Provided material.
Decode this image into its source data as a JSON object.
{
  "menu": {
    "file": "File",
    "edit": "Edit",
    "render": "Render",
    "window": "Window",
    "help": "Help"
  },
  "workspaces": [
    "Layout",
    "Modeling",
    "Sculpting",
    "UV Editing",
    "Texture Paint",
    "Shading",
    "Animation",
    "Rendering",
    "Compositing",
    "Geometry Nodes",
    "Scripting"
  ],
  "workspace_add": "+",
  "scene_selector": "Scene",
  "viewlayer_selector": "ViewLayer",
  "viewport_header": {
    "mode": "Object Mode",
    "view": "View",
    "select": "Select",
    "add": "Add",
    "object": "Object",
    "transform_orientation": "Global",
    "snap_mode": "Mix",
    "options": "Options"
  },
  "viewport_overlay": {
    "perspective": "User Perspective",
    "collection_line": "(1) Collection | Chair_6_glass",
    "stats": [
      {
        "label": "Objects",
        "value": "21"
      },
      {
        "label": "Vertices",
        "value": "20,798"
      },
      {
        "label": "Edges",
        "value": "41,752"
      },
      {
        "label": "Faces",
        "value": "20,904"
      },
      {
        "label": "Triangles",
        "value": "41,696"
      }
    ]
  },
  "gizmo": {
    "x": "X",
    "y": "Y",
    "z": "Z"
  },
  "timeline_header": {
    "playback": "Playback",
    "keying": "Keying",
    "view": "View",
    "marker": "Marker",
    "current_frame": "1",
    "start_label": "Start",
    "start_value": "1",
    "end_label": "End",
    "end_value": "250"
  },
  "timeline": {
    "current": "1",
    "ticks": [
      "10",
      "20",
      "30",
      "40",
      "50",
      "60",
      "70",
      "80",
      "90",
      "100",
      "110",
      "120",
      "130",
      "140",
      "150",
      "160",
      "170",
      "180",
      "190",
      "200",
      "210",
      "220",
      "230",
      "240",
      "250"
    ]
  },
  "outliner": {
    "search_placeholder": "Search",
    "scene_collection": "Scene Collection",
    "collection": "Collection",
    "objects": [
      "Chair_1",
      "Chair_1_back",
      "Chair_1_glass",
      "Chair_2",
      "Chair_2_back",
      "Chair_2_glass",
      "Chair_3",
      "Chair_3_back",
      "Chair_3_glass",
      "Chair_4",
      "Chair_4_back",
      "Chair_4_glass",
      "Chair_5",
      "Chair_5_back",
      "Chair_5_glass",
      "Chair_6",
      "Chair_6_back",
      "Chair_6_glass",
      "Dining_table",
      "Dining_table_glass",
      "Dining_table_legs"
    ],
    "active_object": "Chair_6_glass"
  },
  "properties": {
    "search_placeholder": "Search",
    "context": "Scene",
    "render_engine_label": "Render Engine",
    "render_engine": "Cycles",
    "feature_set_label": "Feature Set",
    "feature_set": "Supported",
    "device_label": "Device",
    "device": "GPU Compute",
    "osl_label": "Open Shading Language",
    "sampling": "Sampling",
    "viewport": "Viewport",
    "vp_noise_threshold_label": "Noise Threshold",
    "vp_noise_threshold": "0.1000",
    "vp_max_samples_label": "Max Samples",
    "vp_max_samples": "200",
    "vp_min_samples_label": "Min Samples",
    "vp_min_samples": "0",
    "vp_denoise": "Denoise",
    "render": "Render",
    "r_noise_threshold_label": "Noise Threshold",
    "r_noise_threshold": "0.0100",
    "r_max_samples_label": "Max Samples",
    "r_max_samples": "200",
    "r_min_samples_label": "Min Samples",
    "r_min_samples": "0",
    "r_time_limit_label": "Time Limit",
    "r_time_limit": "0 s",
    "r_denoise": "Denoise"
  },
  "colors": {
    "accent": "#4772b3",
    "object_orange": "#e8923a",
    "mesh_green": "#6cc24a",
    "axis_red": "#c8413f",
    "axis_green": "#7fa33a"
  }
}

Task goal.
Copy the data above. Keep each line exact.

Exercise answer.
Decode this image into its source data as a JSON object.
{
  "menu": {
    "file": "File",
    "edit": "Edit",
    "render": "Render",
    "window": "Window",
    "help": "Help"
  },
  "workspaces": [
    "Layout",
    "Modeling",
    "Sculpting",
    "UV Editing",
    "Texture Paint",
    "Shading",
    "Animation",
    "Rendering",
    "Compositing",
    "Geometry Nodes",
    "Scripting"
  ],
  "workspace_add": "+",
  "scene_selector": "Scene",
  "viewlayer_selector": "ViewLayer",
  "viewport_header": {
    "mode": "Object Mode",
    "view": "View",
    "select": "Select",
    "add": "Add",
    "object": "Object",
    "transform_orientation": "Global",
    "snap_mode": "Mix",
    "options": "Options"
  },
  "viewport_overlay": {
    "perspective": "User Perspective",
    "collection_line": "(1) Collection | Chair_6_glass",
    "stats": [
      {
        "label": "Objects",
        "value": "21"
      },
      {
        "label": "Vertices",
        "value": "20,798"
      },
      {
        "label": "Edges",
        "value": "41,752"
      },
      {
        "label": "Faces",
        "value": "20,904"
      },
      {
        "label": "Triangles",
        "value": "41,696"
      }
    ]
  },
  "gizmo": {
    "x": "X",
    "y": "Y",
    "z": "Z"
  },
  "timeline_header": {
    "playback": "Playback",
    "keying": "Keying",
    "view": "View",
    "marker": "Marker",
    "current_frame": "1",
    "start_label": "Start",
    "start_value": "1",
    "end_label": "End",
    "end_value": "250"
  },
  "timeline": {
    "current": "1",
    "ticks": [
      "10",
      "20",
      "30",
      "40",
      "50",
      "60",
      "70",
      "80",
      "90",
      "100",
      "110",
      "120",
      "130",
      "140",
      "150",
      "160",
      "170",
      "180",
      "190",
      "200",
      "210",
      "220",
      "230",
      "240",
      "250"
    ]
  },
  "outliner": {
    "search_placeholder": "Search",
    "scene_collection": "Scene Collection",
    "collection": "Collection",
    "objects": [
      "Chair_1",
      "Chair_1_back",
      "Chair_1_glass",
      "Chair_2",
      "Chair_2_back",
      "Chair_2_glass",
      "Chair_3",
      "Chair_3_back",
      "Chair_3_glass",
      "Chair_4",
      "Chair_4_back",
      "Chair_4_glass",
      "Chair_5",
      "Chair_5_back",
      "Chair_5_glass",
      "Chair_6",
      "Chair_6_back",
      "Chair_6_glass",
      "Dining_table",
      "Dining_table_glass",
      "Dining_table_legs"
    ],
    "active_object": "Chair_6_glass"
  },
  "properties": {
    "search_placeholder": "Search",
    "context": "Scene",
    "render_engine_label": "Render Engine",
    "render_engine": "Cycles",
    "feature_set_label": "Feature Set",
    "feature_set": "Supported",
    "device_label": "Device",
    "device": "GPU Compute",
    "osl_label": "Open Shading Language",
    "sampling": "Sampling",
    "viewport": "Viewport",
    "vp_noise_threshold_label": "Noise Threshold",
    "vp_noise_threshold": "0.1000",
    "vp_max_samples_label": "Max Samples",
    "vp_max_samples": "200",
    "vp_min_samples_label": "Min Samples",
    "vp_min_samples": "0",
    "vp_denoise": "Denoise",
    "render": "Render",
    "r_noise_threshold_label": "Noise Threshold",
    "r_noise_threshold": "0.0100",
    "r_max_samples_label": "Max Samples",
    "r_max_samples": "200",
    "r_min_samples_label": "Min Samples",
    "r_min_samples": "0",
    "r_time_limit_label": "Time Limit",
    "r_time_limit": "0 s",
    "r_denoise": "Denoise"
  },
  "colors": {
    "accent": "#4772b3",
    "object_orange": "#e8923a",
    "mesh_green": "#6cc24a",
    "axis_red": "#c8413f",
    "axis_green": "#7fa33a"
  }
}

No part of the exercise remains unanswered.